Dataset rows describing interfaces
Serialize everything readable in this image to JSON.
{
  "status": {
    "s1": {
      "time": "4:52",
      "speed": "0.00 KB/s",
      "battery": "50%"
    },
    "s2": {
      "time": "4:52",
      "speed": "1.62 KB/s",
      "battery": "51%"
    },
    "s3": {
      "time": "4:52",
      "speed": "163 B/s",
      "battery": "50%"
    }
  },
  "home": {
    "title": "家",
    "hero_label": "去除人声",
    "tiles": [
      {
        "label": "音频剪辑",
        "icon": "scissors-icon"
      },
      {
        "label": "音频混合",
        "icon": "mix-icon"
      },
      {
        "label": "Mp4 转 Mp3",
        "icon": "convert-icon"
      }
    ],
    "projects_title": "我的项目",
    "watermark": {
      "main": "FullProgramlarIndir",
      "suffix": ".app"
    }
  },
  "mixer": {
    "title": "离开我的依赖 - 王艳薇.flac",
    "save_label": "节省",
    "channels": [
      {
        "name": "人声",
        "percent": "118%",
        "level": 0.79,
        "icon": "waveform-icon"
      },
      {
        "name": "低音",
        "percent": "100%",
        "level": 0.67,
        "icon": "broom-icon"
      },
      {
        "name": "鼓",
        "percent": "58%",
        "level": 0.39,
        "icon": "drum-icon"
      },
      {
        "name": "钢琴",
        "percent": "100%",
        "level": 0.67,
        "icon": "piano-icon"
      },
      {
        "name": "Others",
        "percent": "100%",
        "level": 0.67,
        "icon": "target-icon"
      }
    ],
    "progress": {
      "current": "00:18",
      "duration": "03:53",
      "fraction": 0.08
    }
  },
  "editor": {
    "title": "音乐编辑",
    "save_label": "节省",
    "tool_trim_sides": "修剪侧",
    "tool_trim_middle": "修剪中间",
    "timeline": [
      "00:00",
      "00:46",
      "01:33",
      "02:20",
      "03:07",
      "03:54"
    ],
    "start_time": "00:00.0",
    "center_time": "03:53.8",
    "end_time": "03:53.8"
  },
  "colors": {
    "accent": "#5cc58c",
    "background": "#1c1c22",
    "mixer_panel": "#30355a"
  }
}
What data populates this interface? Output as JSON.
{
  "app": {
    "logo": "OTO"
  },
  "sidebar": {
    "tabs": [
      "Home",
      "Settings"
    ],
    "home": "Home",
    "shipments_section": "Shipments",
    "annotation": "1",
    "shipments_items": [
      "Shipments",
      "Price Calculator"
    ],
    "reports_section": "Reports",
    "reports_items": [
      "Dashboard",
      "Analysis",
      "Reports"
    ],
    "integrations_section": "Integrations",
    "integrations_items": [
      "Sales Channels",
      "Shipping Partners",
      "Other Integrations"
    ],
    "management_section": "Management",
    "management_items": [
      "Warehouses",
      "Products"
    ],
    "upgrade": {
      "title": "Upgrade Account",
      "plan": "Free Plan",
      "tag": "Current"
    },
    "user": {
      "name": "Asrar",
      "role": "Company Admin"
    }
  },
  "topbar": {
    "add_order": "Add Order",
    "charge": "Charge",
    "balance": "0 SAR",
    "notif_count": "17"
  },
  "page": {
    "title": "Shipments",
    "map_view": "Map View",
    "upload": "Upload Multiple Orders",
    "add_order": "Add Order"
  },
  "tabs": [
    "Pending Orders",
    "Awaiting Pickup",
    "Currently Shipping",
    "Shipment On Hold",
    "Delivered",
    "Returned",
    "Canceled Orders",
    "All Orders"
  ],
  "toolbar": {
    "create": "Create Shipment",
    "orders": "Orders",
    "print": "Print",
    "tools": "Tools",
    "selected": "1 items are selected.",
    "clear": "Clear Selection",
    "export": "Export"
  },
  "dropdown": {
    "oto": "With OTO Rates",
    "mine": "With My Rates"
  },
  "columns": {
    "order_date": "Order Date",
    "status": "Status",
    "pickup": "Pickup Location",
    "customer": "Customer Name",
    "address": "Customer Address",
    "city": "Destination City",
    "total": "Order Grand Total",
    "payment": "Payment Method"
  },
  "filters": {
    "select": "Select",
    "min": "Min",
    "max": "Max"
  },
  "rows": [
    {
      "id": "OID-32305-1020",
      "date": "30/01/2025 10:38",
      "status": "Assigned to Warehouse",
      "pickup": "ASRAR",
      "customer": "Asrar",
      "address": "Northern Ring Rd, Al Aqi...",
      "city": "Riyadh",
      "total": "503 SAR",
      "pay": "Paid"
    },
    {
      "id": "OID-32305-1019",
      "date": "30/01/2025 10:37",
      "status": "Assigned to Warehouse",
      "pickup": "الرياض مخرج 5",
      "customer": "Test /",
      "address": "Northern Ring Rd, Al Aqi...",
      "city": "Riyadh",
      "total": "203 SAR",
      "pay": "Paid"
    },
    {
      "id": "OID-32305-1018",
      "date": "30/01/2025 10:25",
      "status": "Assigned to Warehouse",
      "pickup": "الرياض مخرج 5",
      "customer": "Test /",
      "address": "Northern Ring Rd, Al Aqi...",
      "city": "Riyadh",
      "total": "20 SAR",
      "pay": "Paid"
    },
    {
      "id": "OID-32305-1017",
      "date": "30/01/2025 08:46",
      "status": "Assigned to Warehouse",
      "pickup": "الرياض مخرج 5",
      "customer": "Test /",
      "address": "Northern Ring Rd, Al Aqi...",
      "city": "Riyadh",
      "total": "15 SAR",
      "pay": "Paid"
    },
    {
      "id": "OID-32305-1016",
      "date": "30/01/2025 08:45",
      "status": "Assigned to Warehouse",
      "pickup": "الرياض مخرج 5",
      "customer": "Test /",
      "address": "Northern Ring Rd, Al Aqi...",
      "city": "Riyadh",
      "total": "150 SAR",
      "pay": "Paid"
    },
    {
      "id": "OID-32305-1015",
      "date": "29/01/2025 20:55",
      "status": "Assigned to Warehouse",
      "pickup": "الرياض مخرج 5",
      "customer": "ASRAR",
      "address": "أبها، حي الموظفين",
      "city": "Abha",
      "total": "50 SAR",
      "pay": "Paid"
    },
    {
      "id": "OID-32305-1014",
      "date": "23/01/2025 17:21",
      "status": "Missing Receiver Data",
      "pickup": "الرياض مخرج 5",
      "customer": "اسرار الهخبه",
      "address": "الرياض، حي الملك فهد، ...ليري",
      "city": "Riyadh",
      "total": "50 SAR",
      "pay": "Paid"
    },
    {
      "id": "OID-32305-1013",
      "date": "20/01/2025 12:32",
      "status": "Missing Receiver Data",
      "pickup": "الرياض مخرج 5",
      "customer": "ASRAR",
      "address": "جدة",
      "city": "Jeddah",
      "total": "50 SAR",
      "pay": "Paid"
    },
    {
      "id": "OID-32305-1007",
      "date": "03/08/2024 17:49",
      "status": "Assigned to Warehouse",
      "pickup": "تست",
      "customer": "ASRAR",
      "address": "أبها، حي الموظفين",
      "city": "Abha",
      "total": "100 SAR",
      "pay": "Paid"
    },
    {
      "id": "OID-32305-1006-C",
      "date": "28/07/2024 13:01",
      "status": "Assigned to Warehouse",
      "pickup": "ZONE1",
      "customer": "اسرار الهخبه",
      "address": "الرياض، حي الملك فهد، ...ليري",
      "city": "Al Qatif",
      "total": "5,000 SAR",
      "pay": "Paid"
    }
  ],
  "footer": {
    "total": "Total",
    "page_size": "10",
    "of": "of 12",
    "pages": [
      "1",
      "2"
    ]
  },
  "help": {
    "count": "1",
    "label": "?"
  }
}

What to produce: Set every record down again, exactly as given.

Written solution:
Serialize everything readable in this image to JSON.
{
  "status": {
    "s1": {
      "time": "4:52",
      "speed": "0.00 KB/s",
      "battery": "50%"
    },
    "s2": {
      "time": "4:52",
      "speed": "1.62 KB/s",
      "battery": "51%"
    },
    "s3": {
      "time": "4:52",
      "speed": "163 B/s",
      "battery": "50%"
    }
  },
  "home": {
    "title": "家",
    "hero_label": "去除人声",
    "tiles": [
      {
        "label": "音频剪辑",
        "icon": "scissors-icon"
      },
      {
        "label": "音频混合",
        "icon": "mix-icon"
      },
      {
        "label": "Mp4 转 Mp3",
        "icon": "convert-icon"
      }
    ],
    "projects_title": "我的项目",
    "watermark": {
      "main": "FullProgramlarIndir",
      "suffix": ".app"
    }
  },
  "mixer": {
    "title": "离开我的依赖 - 王艳薇.flac",
    "save_label": "节省",
    "channels": [
      {
        "name": "人声",
        "percent": "118%",
        "level": 0.79,
        "icon": "waveform-icon"
      },
      {
        "name": "低音",
        "percent": "100%",
        "level": 0.67,
        "icon": "broom-icon"
      },
      {
        "name": "鼓",
        "percent": "58%",
        "level": 0.39,
        "icon": "drum-icon"
      },
      {
        "name": "钢琴",
        "percent": "100%",
        "level": 0.67,
        "icon": "piano-icon"
      },
      {
        "name": "Others",
        "percent": "100%",
        "level": 0.67,
        "icon": "target-icon"
      }
    ],
    "progress": {
      "current": "00:18",
      "duration": "03:53",
      "fraction": 0.08
    }
  },
  "editor": {
    "title": "音乐编辑",
    "save_label": "节省",
    "tool_trim_sides": "修剪侧",
    "tool_trim_middle": "修剪中间",
    "timeline": [
      "00:00",
      "00:46",
      "01:33",
      "02:20",
      "03:07",
      "03:54"
    ],
    "start_time": "00:00.0",
    "center_time": "03:53.8",
    "end_time": "03:53.8"
  },
  "colors": {
    "accent": "#5cc58c",
    "background": "#1c1c22",
    "mixer_panel": "#30355a"
  }
}
What data populates this interface? Output as JSON.
{
  "app": {
    "logo": "OTO"
  },
  "sidebar": {
    "tabs": [
      "Home",
      "Settings"
    ],
    "home": "Home",
    "shipments_section": "Shipments",
    "annotation": "1",
    "shipments_items": [
      "Shipments",
      "Price Calculator"
    ],
    "reports_section": "Reports",
    "reports_items": [
      "Dashboard",
      "Analysis",
      "Reports"
    ],
    "integrations_section": "Integrations",
    "integrations_items": [
      "Sales Channels",
      "Shipping Partners",
      "Other Integrations"
    ],
    "management_section": "Management",
    "management_items": [
      "Warehouses",
      "Products"
    ],
    "upgrade": {
      "title": "Upgrade Account",
      "plan": "Free Plan",
      "tag": "Current"
    },
    "user": {
      "name": "Asrar",
      "role": "Company Admin"
    }
  },
  "topbar": {
    "add_order": "Add Order",
    "charge": "Charge",
    "balance": "0 SAR",
    "notif_count": "17"
  },
  "page": {
    "title": "Shipments",
    "map_view": "Map View",
    "upload": "Upload Multiple Orders",
    "add_order": "Add Order"
  },
  "tabs": [
    "Pending Orders",
    "Awaiting Pickup",
    "Currently Shipping",
    "Shipment On Hold",
    "Delivered",
    "Returned",
    "Canceled Orders",
    "All Orders"
  ],
  "toolbar": {
    "create": "Create Shipment",
    "orders": "Orders",
    "print": "Print",
    "tools": "Tools",
    "selected": "1 items are selected.",
    "clear": "Clear Selection",
    "export": "Export"
  },
  "dropdown": {
    "oto": "With OTO Rates",
    "mine": "With My Rates"
  },
  "columns": {
    "order_date": "Order Date",
    "status": "Status",
    "pickup": "Pickup Location",
    "customer": "Customer Name",
    "address": "Customer Address",
    "city": "Destination City",
    "total": "Order Grand Total",
    "payment": "Payment Method"
  },
  "filters": {
    "select": "Select",
    "min": "Min",
    "max": "Max"
  },
  "rows": [
    {
      "id": "OID-32305-1020",
      "date": "30/01/2025 10:38",
      "status": "Assigned to Warehouse",
      "pickup": "ASRAR",
      "customer": "Asrar",
      "address": "Northern Ring Rd, Al Aqi...",
      "city": "Riyadh",
      "total": "503 SAR",
      "pay": "Paid"
    },
    {
      "id": "OID-32305-1019",
      "date": "30/01/2025 10:37",
      "status": "Assigned to Warehouse",
      "pickup": "الرياض مخرج 5",
      "customer": "Test /",
      "address": "Northern Ring Rd, Al Aqi...",
      "city": "Riyadh",
      "total": "203 SAR",
      "pay": "Paid"
    },
    {
      "id": "OID-32305-1018",
      "date": "30/01/2025 10:25",
      "status": "Assigned to Warehouse",
      "pickup": "الرياض مخرج 5",
      "customer": "Test /",
      "address": "Northern Ring Rd, Al Aqi...",
      "city": "Riyadh",
      "total": "20 SAR",
      "pay": "Paid"
    },
    {
      "id": "OID-32305-1017",
      "date": "30/01/2025 08:46",
      "status": "Assigned to Warehouse",
      "pickup": "الرياض مخرج 5",
      "customer": "Test /",
      "address": "Northern Ring Rd, Al Aqi...",
      "city": "Riyadh",
      "total": "15 SAR",
      "pay": "Paid"
    },
    {
      "id": "OID-32305-1016",
      "date": "30/01/2025 08:45",
      "status": "Assigned to Warehouse",
      "pickup": "الرياض مخرج 5",
      "customer": "Test /",
      "address": "Northern Ring Rd, Al Aqi...",
      "city": "Riyadh",
      "total": "150 SAR",
      "pay": "Paid"
    },
    {
      "id": "OID-32305-1015",
      "date": "29/01/2025 20:55",
      "status": "Assigned to Warehouse",
      "pickup": "الرياض مخرج 5",
      "customer": "ASRAR",
      "address": "أبها، حي الموظفين",
      "city": "Abha",
      "total": "50 SAR",
      "pay": "Paid"
    },
    {
      "id": "OID-32305-1014",
      "date": "23/01/2025 17:21",
      "status": "Missing Receiver Data",
      "pickup": "الرياض مخرج 5",
      "customer": "اسرار الهخبه",
      "address": "الرياض، حي الملك فهد، ...ليري",
      "city": "Riyadh",
      "total": "50 SAR",
      "pay": "Paid"
    },
    {
      "id": "OID-32305-1013",
      "date": "20/01/2025 12:32",
      "status": "Missing Receiver Data",
      "pickup": "الرياض مخرج 5",
      "customer": "ASRAR",
      "address": "جدة",
      "city": "Jeddah",
      "total": "50 SAR",
      "pay": "Paid"
    },
    {
      "id": "OID-32305-1007",
      "date": "03/08/2024 17:49",
      "status": "Assigned to Warehouse",
      "pickup": "تست",
      "customer": "ASRAR",
      "address": "أبها، حي الموظفين",
      "city": "Abha",
      "total": "100 SAR",
      "pay": "Paid"
    },
    {
      "id": "OID-32305-1006-C",
      "date": "28/07/2024 13:01",
      "status": "Assigned to Warehouse",
      "pickup": "ZONE1",
      "customer": "اسرار الهخبه",
      "address": "الرياض، حي الملك فهد، ...ليري",
      "city": "Al Qatif",
      "total": "5,000 SAR",
      "pay": "Paid"
    }
  ],
  "footer": {
    "total": "Total",
    "page_size": "10",
    "of": "of 12",
    "pages": [
      "1",
      "2"
    ]
  },
  "help": {
    "count": "1",
    "label": "?"
  }
}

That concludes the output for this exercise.